[Your objective] Among the entries below, tally each line in which the word "background" is found, then state the tally alone.

[Opening Supplied entries section]

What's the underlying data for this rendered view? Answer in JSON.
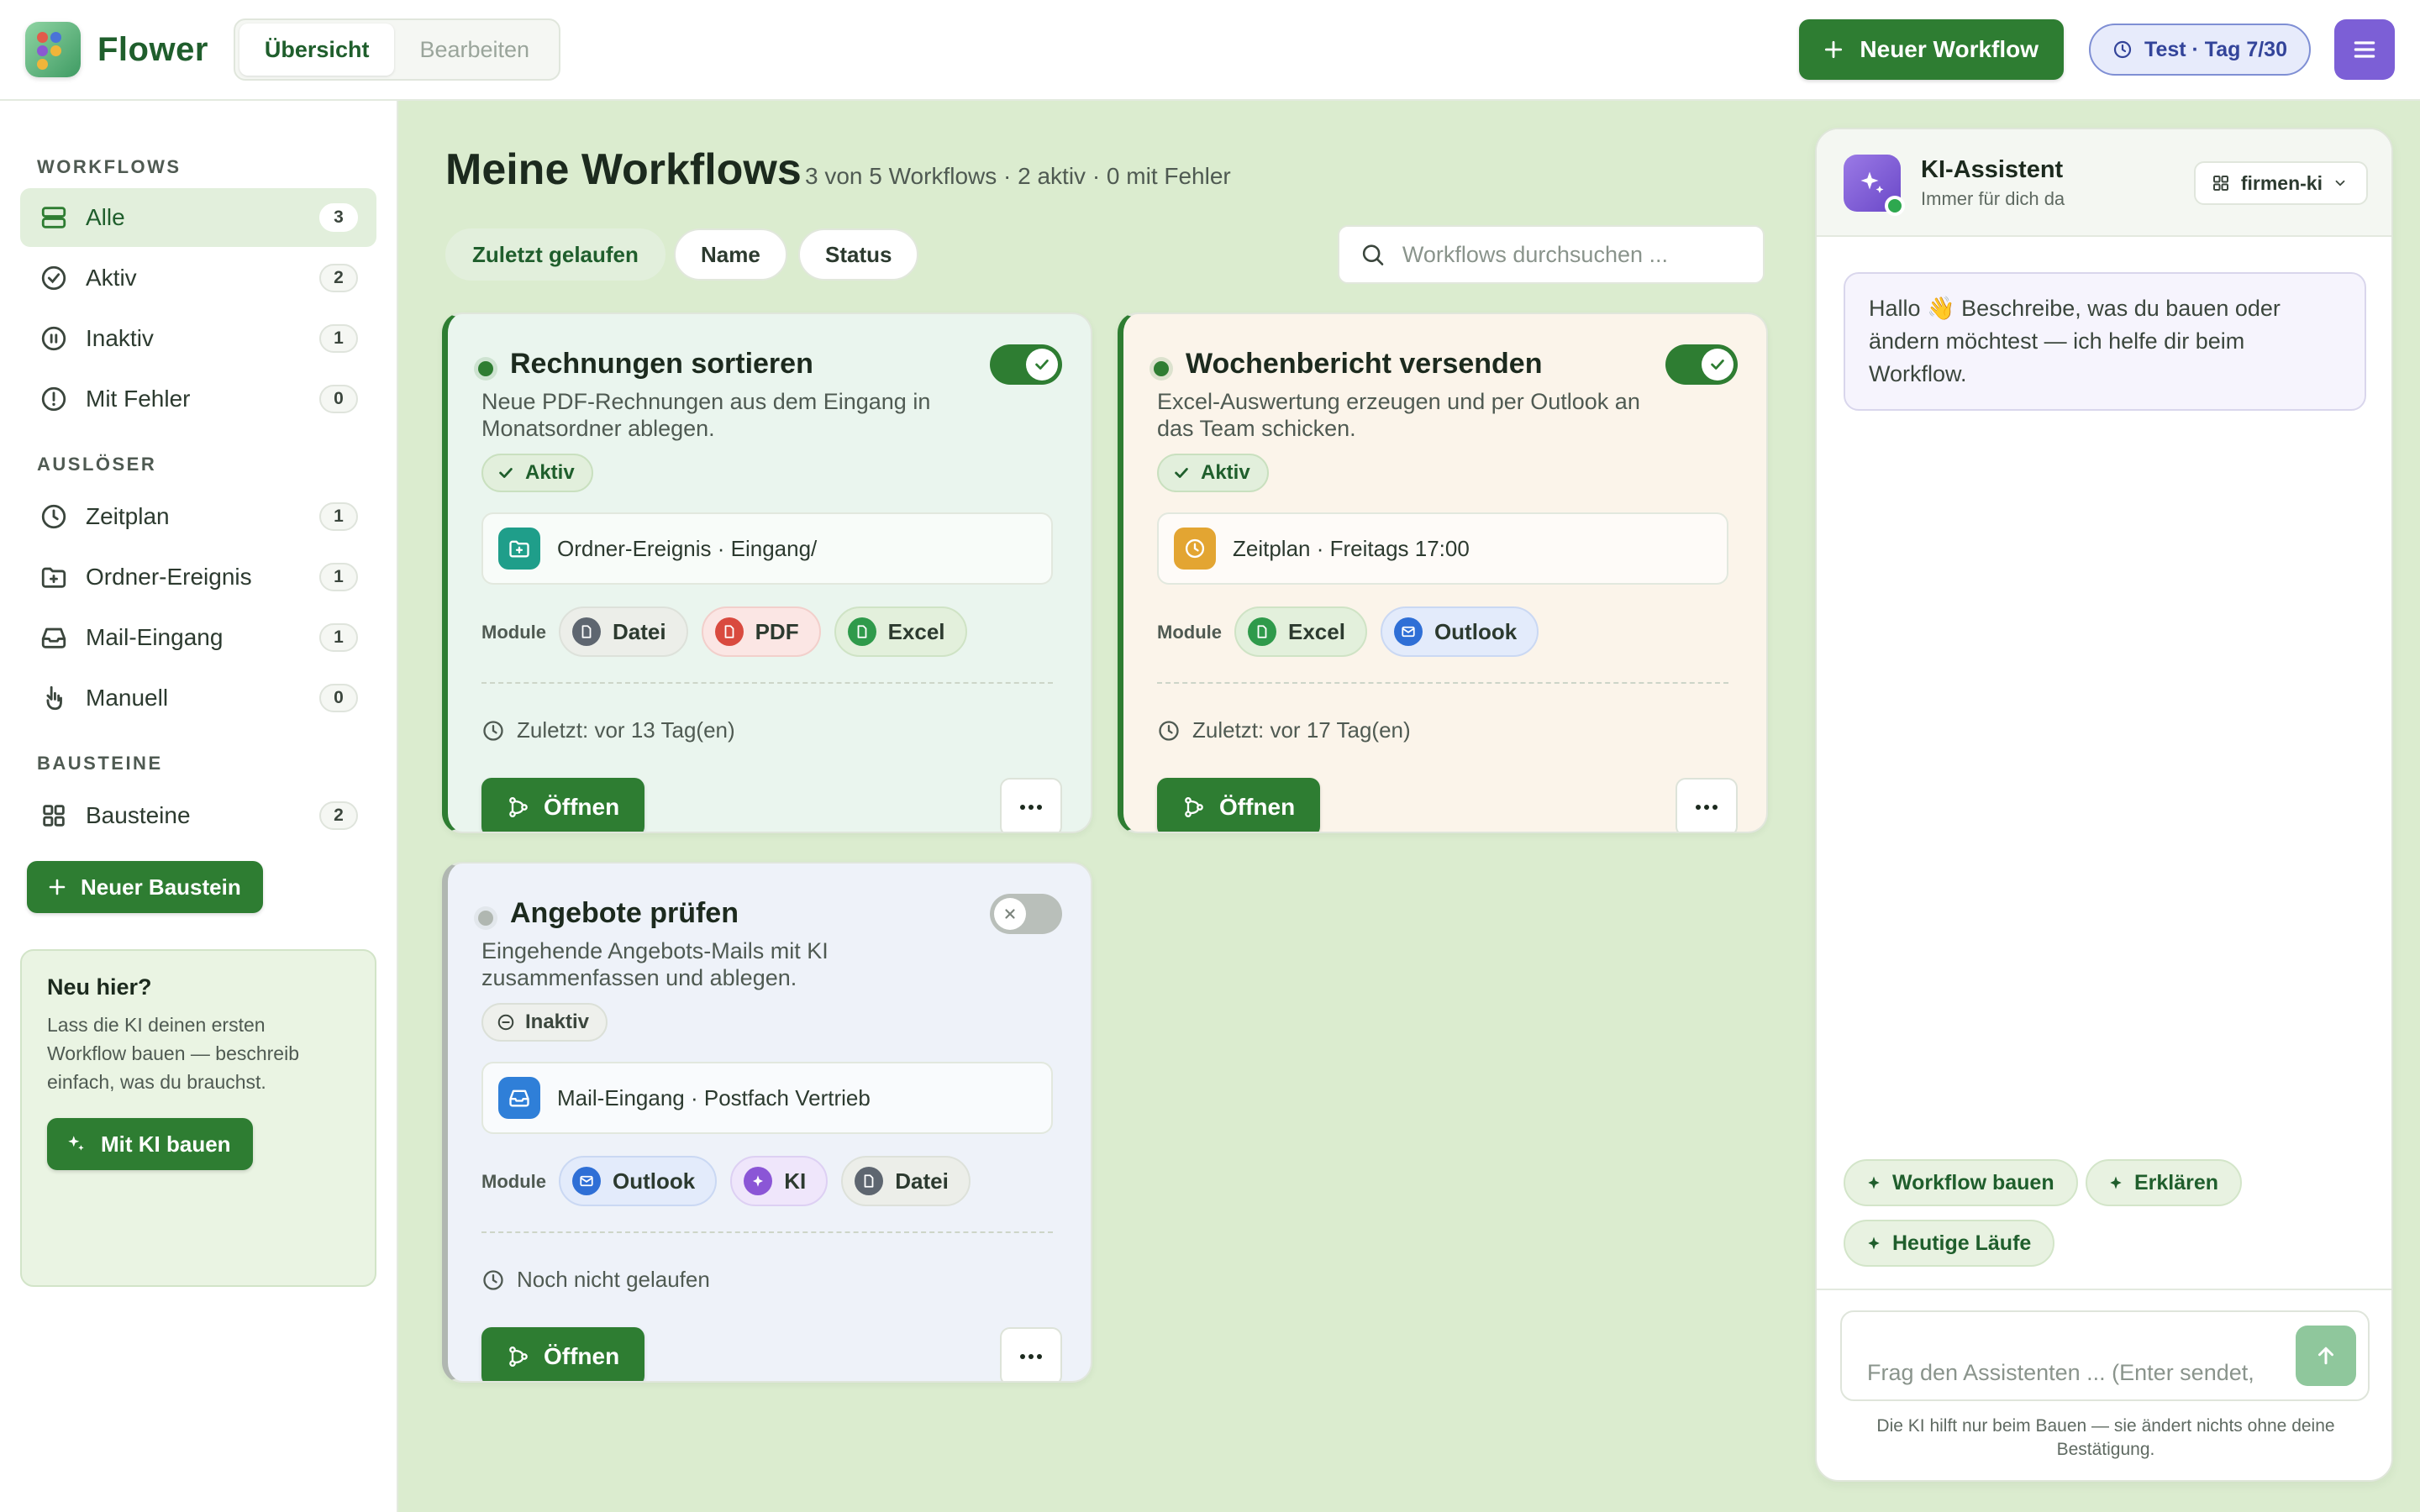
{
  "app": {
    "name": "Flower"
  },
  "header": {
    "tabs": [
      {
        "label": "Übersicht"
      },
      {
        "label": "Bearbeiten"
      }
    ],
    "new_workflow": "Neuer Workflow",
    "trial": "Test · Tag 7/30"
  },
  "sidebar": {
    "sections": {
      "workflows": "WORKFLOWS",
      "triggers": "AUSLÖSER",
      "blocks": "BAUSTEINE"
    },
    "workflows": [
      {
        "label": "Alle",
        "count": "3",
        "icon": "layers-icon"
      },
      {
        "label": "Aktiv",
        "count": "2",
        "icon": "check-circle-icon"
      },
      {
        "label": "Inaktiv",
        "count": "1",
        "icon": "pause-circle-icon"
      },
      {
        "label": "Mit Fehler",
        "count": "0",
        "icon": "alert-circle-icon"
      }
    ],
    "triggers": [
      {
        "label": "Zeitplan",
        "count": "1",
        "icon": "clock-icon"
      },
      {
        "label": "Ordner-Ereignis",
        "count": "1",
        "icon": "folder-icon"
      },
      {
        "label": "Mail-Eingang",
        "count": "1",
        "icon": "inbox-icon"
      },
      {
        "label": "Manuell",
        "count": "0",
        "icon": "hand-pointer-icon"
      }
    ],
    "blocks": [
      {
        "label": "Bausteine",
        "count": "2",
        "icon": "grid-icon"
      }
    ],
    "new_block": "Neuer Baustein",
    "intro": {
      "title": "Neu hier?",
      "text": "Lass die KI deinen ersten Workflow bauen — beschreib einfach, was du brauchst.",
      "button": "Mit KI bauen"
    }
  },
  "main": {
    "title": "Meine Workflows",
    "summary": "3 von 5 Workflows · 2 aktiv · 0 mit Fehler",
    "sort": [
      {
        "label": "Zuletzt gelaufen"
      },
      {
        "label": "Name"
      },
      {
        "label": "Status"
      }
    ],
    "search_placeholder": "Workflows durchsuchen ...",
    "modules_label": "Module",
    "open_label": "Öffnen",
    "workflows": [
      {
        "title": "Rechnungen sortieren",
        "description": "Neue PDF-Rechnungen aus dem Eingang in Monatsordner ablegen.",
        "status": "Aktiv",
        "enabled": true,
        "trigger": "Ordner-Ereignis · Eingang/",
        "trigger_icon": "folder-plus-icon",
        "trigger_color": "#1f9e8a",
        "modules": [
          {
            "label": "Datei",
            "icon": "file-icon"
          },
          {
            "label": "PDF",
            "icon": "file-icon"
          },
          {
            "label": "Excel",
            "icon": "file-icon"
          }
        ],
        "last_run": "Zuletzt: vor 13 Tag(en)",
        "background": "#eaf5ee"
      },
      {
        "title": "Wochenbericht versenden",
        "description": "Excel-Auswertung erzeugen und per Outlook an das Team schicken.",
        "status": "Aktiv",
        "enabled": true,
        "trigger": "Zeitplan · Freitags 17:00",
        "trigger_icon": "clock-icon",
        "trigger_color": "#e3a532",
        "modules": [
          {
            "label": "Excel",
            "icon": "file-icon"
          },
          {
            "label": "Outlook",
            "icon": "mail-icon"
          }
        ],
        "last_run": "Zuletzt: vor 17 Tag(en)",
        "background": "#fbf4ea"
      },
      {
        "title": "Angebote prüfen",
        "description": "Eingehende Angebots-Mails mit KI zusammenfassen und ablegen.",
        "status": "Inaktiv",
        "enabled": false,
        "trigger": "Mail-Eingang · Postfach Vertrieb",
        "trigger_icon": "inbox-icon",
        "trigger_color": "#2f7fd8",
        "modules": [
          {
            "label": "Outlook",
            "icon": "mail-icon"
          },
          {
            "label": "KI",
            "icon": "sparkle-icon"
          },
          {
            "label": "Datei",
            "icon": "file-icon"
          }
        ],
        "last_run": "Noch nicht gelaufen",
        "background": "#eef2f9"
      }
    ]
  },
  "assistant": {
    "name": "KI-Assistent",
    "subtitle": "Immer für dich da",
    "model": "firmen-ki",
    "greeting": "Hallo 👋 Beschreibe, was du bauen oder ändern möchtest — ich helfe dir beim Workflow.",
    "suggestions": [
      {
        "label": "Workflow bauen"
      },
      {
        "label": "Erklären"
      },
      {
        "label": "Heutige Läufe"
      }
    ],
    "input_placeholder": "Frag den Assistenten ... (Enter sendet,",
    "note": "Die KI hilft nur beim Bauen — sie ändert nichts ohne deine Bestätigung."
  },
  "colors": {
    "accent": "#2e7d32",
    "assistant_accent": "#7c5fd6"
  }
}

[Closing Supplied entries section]

[Exercise response] 3